By Krystal Spring/Havre Daily Newsemail@example.com
The Havre City Council's Finance Committee met with local engineer Jay Springer Monday night to discuss Springer's interest in leasing, then possibly purchasing the Heritage Center.
The fate of the historic building has been up in the air since the H. Earl Clack Foundation announced in May that it would cease managing the building on July 1.
The foundation has leased the building since 1996, when the city purchased the former post office and federal courthouse from the U.S. Postal Service. The center is home to the county's H. Earl Clack Museum. When a five-year lease expired in 2001, the foundation continued to manage the building under a tenancy-at-will agreement with the city. The city will take over management responsibilites of the center, effective Thursday.
It costs an estimated $5,000 to run the Heritage Center each month - money Finance Committee members say the city cannot afford. To help alleviate money concerns, the City Council voted June 21 to consider selling the Heritage Center to a private party. Springer, a longtime Havre resident, and his brothers Lowell and Dennis Springer are working with city officials to write a four-year lease for the Heritage Center, with an option to purchase the building at the end of the four-year period.
"The Heritage Center is a great place and a beautiful building. We don't want to change a thing," Jay Springer said at Monday's meeting. "We see it as a potential to make money. We think it's really useable space."
Springer also said he wants the Clack Foundation to continue managing the building for the next six months, with his monetary help.
"That grace period would give everyone a little breathing room," Springer said. "I'm not ready to make a good proposal right now. That six months would give me an opportunity to iron out details with the city. I don't think it's in anyone's best interest to make a decision right now."

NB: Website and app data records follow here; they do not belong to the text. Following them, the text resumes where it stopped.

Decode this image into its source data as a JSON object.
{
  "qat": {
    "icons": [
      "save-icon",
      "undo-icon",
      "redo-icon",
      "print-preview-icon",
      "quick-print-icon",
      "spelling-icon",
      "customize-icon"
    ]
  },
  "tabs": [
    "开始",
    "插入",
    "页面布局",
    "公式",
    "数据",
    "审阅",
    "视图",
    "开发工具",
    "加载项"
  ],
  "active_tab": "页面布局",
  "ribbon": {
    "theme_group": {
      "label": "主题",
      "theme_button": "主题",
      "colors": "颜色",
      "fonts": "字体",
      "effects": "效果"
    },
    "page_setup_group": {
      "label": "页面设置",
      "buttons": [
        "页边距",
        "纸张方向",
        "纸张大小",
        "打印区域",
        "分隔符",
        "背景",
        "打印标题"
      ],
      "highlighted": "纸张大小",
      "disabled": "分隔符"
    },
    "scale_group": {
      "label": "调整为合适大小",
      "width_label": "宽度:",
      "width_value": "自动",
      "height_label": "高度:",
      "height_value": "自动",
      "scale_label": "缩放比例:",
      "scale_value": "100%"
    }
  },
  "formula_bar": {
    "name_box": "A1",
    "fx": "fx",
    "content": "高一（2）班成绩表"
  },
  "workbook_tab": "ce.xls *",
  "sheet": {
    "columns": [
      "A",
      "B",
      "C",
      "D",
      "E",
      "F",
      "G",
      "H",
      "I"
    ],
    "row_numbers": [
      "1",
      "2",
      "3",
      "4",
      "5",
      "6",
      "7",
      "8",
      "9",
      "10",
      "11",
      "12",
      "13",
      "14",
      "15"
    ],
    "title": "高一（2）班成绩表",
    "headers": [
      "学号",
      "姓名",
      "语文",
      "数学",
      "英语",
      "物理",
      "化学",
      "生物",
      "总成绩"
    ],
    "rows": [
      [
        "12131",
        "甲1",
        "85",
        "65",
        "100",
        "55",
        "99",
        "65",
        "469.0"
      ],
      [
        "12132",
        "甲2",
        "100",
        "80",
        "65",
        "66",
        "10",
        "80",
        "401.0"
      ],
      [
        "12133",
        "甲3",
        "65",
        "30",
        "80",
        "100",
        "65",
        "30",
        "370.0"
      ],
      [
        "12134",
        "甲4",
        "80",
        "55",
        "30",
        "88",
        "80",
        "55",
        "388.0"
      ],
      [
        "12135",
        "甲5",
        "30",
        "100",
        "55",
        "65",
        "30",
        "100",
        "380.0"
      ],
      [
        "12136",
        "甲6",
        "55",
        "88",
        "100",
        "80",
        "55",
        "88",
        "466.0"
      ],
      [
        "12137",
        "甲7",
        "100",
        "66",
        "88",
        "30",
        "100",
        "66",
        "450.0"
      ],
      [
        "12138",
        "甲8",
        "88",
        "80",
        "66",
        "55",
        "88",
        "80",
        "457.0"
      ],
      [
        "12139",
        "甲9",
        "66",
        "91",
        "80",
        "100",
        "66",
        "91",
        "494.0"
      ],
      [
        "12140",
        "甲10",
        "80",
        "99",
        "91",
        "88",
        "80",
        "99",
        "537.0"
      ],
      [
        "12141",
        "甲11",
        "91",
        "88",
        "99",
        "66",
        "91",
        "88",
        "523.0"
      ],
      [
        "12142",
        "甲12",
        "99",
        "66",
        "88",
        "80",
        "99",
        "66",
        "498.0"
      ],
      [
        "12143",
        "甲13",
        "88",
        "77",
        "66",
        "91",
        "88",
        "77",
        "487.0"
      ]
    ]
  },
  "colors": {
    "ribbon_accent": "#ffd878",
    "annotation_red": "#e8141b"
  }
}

The Heritage Center accounts and utilities would still be turned over to the city Thursday, but Springer said he would help with the expenses.
"The center could move on, business as usual," Springer said.

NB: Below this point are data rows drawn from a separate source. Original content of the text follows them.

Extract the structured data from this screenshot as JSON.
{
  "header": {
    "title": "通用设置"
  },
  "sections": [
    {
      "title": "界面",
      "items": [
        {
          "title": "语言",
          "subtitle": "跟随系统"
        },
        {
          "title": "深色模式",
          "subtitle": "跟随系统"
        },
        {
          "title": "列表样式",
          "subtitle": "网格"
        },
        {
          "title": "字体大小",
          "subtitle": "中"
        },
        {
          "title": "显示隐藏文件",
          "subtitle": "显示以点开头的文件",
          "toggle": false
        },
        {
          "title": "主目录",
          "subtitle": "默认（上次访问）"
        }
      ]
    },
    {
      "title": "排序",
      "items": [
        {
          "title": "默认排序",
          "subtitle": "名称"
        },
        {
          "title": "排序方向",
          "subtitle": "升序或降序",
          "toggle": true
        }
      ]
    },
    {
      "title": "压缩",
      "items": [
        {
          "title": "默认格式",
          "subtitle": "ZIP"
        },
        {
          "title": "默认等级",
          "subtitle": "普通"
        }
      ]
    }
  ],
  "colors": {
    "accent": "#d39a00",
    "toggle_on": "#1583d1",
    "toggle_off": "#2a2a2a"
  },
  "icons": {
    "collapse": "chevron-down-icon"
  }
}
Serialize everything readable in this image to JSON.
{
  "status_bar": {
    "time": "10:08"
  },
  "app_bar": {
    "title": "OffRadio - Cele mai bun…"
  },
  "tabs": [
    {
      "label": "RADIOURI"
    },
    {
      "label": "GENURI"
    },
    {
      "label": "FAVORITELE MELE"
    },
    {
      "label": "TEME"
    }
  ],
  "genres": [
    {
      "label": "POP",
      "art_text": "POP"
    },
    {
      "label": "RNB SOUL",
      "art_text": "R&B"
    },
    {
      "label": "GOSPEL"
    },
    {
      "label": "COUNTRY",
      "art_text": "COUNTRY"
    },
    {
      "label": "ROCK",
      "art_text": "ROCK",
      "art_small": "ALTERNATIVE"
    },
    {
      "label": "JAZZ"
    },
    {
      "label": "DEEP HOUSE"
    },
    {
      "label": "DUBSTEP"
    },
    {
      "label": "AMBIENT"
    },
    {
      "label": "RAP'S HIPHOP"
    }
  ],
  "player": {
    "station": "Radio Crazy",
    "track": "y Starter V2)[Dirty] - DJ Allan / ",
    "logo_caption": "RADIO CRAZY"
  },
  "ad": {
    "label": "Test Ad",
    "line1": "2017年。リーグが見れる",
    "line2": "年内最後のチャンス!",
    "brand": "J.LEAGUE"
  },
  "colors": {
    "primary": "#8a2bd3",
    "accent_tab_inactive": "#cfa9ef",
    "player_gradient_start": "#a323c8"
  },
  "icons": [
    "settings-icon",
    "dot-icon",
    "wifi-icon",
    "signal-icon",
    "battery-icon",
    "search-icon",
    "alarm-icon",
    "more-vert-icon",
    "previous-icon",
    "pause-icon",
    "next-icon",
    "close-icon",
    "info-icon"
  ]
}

Springer said he hopes the grace period would allow the city to decide how it wants to move forward with plans to repair the building's roof.
"The roof of the building definitely needs to be fixed," Finance Committe Chair Tom Farnham said at Monday's meeting. "The last estimate for the roof was $92,000."

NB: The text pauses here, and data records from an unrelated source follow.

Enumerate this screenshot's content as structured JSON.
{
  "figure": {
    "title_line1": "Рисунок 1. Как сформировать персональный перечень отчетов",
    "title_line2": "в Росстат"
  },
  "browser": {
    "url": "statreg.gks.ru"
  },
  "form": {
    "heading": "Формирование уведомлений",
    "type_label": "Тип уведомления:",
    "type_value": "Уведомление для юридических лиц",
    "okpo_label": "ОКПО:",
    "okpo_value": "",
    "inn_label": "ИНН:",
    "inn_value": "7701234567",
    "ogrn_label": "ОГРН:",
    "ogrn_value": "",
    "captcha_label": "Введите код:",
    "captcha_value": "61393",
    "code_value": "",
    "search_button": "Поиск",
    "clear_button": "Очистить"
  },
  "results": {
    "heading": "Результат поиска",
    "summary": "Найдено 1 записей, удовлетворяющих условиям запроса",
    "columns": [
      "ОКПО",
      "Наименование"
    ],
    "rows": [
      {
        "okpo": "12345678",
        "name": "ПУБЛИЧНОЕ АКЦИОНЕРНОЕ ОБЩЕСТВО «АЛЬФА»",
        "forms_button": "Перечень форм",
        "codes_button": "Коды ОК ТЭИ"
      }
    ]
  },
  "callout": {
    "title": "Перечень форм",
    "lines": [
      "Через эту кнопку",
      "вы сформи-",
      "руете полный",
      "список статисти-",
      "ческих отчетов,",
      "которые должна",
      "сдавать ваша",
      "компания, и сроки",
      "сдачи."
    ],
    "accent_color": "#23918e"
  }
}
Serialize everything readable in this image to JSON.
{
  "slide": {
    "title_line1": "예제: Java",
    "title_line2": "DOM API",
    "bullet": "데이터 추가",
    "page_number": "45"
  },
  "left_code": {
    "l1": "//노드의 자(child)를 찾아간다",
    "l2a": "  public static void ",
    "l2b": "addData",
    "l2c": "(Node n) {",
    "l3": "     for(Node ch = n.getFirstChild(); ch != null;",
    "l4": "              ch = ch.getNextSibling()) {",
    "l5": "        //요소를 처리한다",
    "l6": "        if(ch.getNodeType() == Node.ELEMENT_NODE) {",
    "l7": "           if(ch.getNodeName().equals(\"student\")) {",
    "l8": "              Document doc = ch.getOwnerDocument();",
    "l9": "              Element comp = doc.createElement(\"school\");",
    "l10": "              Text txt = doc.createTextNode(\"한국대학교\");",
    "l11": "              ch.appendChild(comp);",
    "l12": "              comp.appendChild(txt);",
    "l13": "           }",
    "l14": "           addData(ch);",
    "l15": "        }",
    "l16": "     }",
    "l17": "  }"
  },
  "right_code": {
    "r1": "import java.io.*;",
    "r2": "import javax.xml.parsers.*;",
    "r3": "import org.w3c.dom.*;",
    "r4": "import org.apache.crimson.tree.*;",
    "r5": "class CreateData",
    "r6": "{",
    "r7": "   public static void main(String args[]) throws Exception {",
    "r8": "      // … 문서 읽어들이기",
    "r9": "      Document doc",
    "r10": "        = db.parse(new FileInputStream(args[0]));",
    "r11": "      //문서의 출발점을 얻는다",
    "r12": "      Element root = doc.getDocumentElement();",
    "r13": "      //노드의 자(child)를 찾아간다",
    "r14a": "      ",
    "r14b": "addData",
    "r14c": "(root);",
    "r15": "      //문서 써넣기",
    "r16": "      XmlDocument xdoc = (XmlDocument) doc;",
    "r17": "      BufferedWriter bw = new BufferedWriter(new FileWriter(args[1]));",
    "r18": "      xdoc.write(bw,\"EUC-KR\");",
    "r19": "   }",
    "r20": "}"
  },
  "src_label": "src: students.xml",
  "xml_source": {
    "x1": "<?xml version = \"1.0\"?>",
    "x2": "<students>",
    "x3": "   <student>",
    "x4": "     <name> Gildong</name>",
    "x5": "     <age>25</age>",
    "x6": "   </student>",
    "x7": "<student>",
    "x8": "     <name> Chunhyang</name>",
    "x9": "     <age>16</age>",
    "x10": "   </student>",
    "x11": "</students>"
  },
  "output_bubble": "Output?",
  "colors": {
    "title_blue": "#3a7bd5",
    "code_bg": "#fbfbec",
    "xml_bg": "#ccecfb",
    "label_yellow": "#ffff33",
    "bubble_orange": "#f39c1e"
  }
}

The city could save a large percentage of the repair cost if it's approved for a grant from the Montana Department of Transportation's Community Transportation Enhancement Program. CTEP funds transportation-related projects that are designed to "strengthen the cultural, aesthetic, and environmental aspects of Montana's intermodel transportation system." CTEP allows for the implementation of a variety of nontraditional projects like historic preservation.
Mayor Bob Rice said Monday he plans to release a bid for roof repairs to CTEP as soon as the city decides how it will move forward with the center.
"The roof repairs have got to be done," Rice said.
Springer said if the CTEP funds do not come through, he would be willing to pay for the repairs, if the roof costs would be taken off the final purchase price for the building, which has been estimated at $113,000.
"The roof repairs will ultimately affect our final proposal," Springer said. "But our proposal also affects how the repairs will be funded, so it's really a Catch-22."
Springer and his brothers are planning to tour the Heritage Center with foundation president Elaine Morse sometime in the next couple of weeks so they can assess what needs the building has. Springer is also planning to sit down with city attorney Jim Kaze to iron out details of a lease proposal.
"We don't want to rush into anything," Springer said. "We want to explore all our options and move forward on the right foot."
Springer isn't the only party interested in the Heritage Center. The Finance Committee will meet with Charlie Grant, spokesman for a second group that's interested in the possible purchase of the building, on Wednesday at 7 p.m. at City Hall. The City Council hopes to discuss the groups' proposals at its meeting next Tuesday.